We often layer in bidding adjustments for time of day, day of week, seasonal trends, and holidays for greater optimization. Keep in mind that the adjustments you use in these regards for your U.S. campaigns may not be relevant in other nations.
At the very least, exclude your international campaign from any irrelevant adjustments. If possible, boost the performance of your international campaign by customizing bidding adjustments, ad copy, and promotions to account for international holidays, seasonal effects, and time zones.
Your geo-targeting bid modifiers are not the “set them and forget them” type; the ones we calculated above are just baselines for getting your international program up and running as efficiently as possible. As your international program collects data, you’ll want to go in and update those modifiers. If you have your AdWords account set up to pull in sales values from Google Analytics, you can pull the data you need right from the AdWords user interface. Again, you’re just looking for differences in sales per click compared to the average sales per click for the campaign as a whole.

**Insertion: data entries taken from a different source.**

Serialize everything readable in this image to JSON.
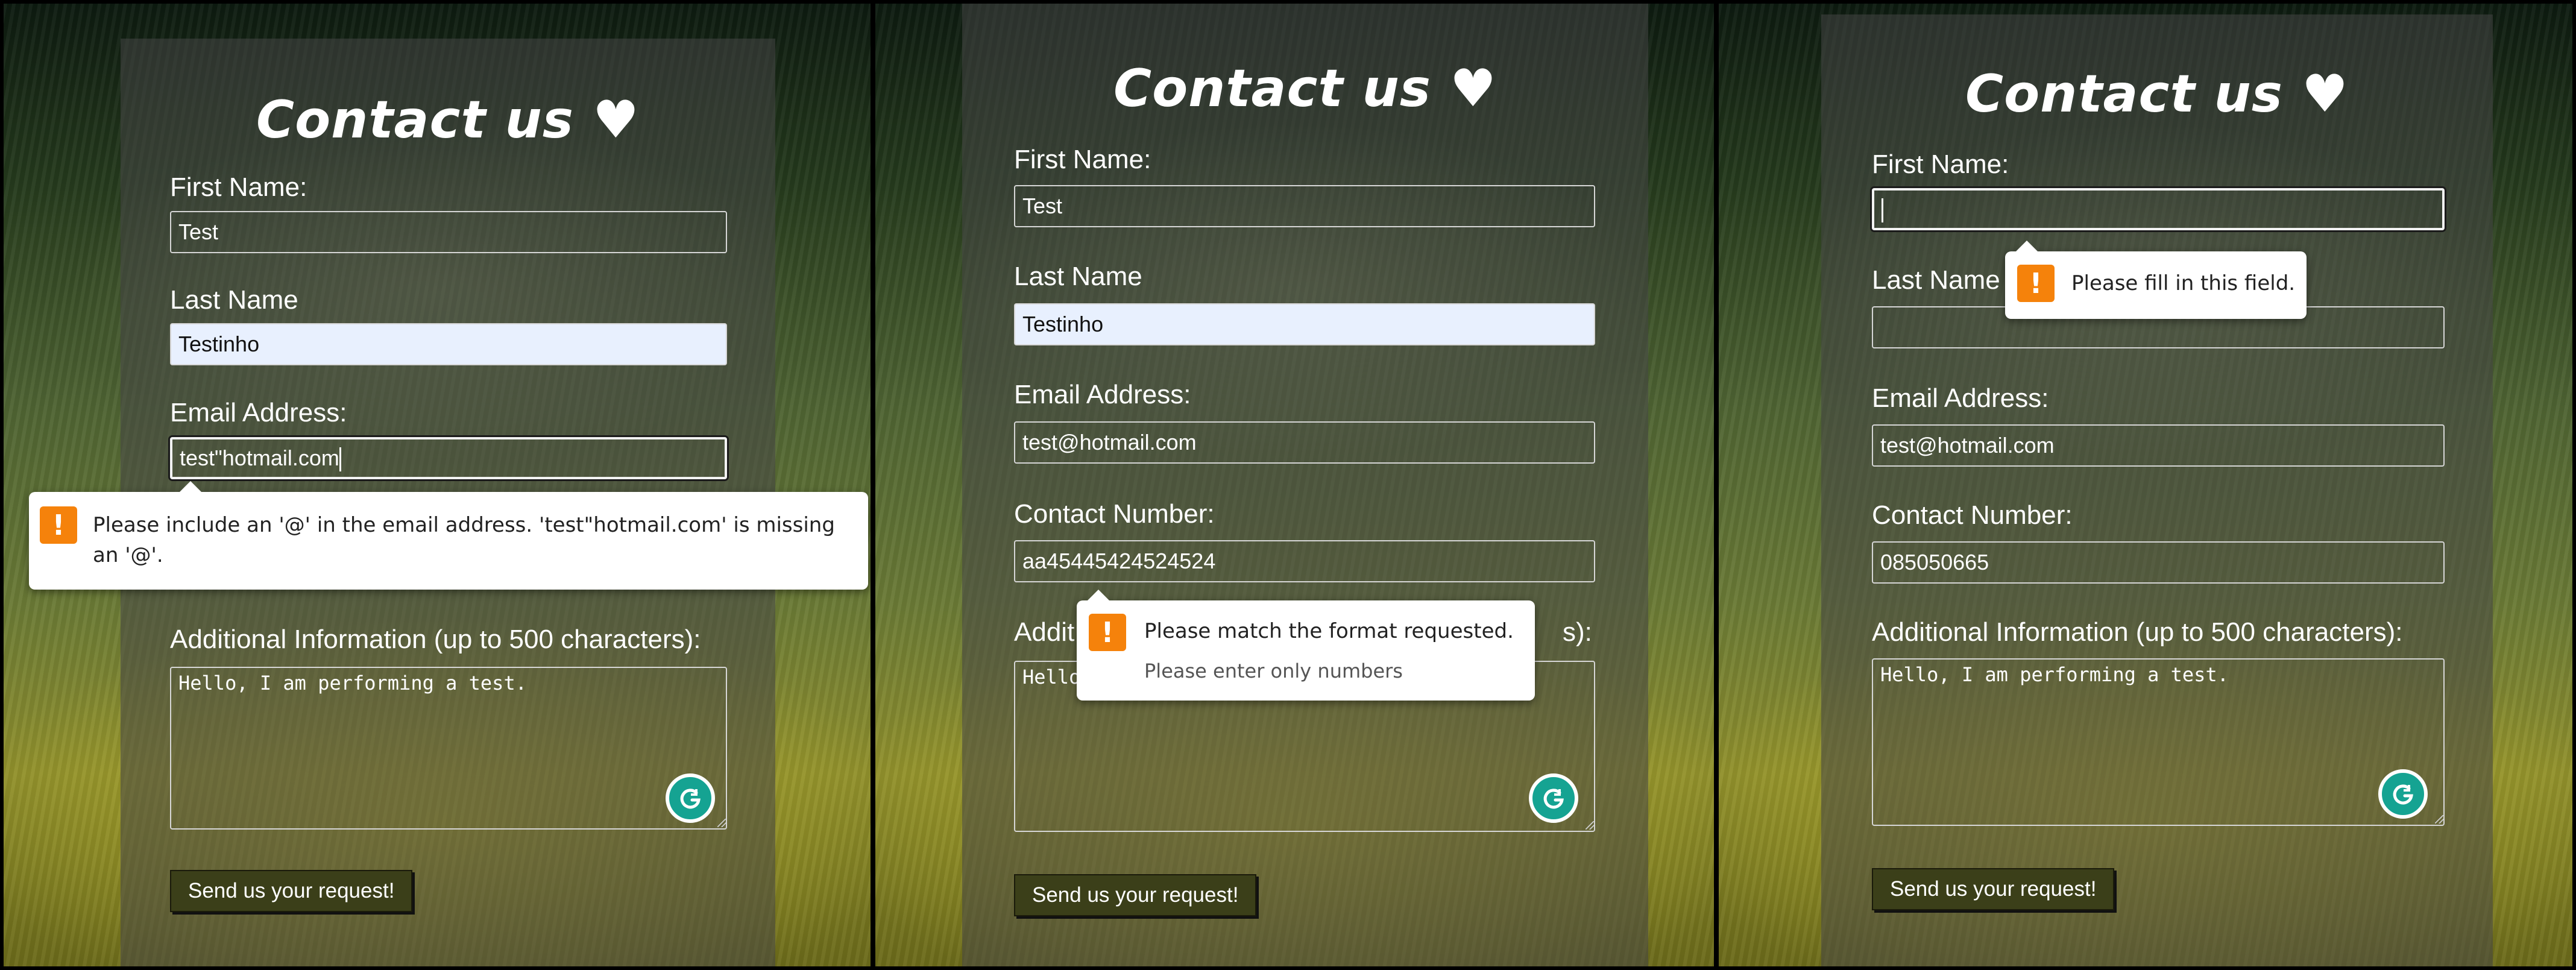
{
  "labels": {
    "title": "Contact us ♥",
    "first_name": "First Name:",
    "last_name": "Last Name",
    "email": "Email Address:",
    "contact": "Contact Number:",
    "additional": "Additional Information (up to 500 characters):",
    "submit": "Send us your request!"
  },
  "icons": {
    "warning": "!",
    "grammarly": "grammarly-icon",
    "heart": "heart-icon"
  },
  "colors": {
    "submit_bg": "#3b3f19",
    "autofill_bg": "#e8f0fe",
    "warning": "#f5820b",
    "grammarly": "#15a392"
  },
  "panel1": {
    "first_name": "Test",
    "last_name": "Testinho",
    "email": "test\"hotmail.com",
    "additional": "Hello, I am performing a test.",
    "tooltip": "Please include an '@' in the email address. 'test\"hotmail.com' is missing an '@'."
  },
  "panel2": {
    "first_name": "Test",
    "last_name": "Testinho",
    "email": "test@hotmail.com",
    "contact": "aa45445424524524",
    "additional": "Hello, I am performing a test.",
    "additional_visible": "Hello",
    "additional_label_head": "Addit",
    "additional_label_tail": "s):",
    "tooltip": "Please match the format requested.",
    "tooltip_sub": "Please enter only numbers"
  },
  "panel3": {
    "first_name": "",
    "last_name": "",
    "email": "test@hotmail.com",
    "contact": "085050665",
    "additional": "Hello, I am performing a test.",
    "tooltip": "Please fill in this field."
  }
}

If you ship internationally, spending some time to add targeting for all those countries to your paid search program will be time well spent. It’s important to calculate the value of your international traffic to ensure you bid appropriately for it. Your site analytics program should help you with establishing baseline values, but be sure to pull paid search data once your international paid search expansion has gathered adequate data, and continue to update your bid modifiers. Now, go get started, and surprise yourself with how easy it is to expand into international paid search!
Special thanks to Ellie Giles, Ross Koon, and Ben Mars for their contributions to this post.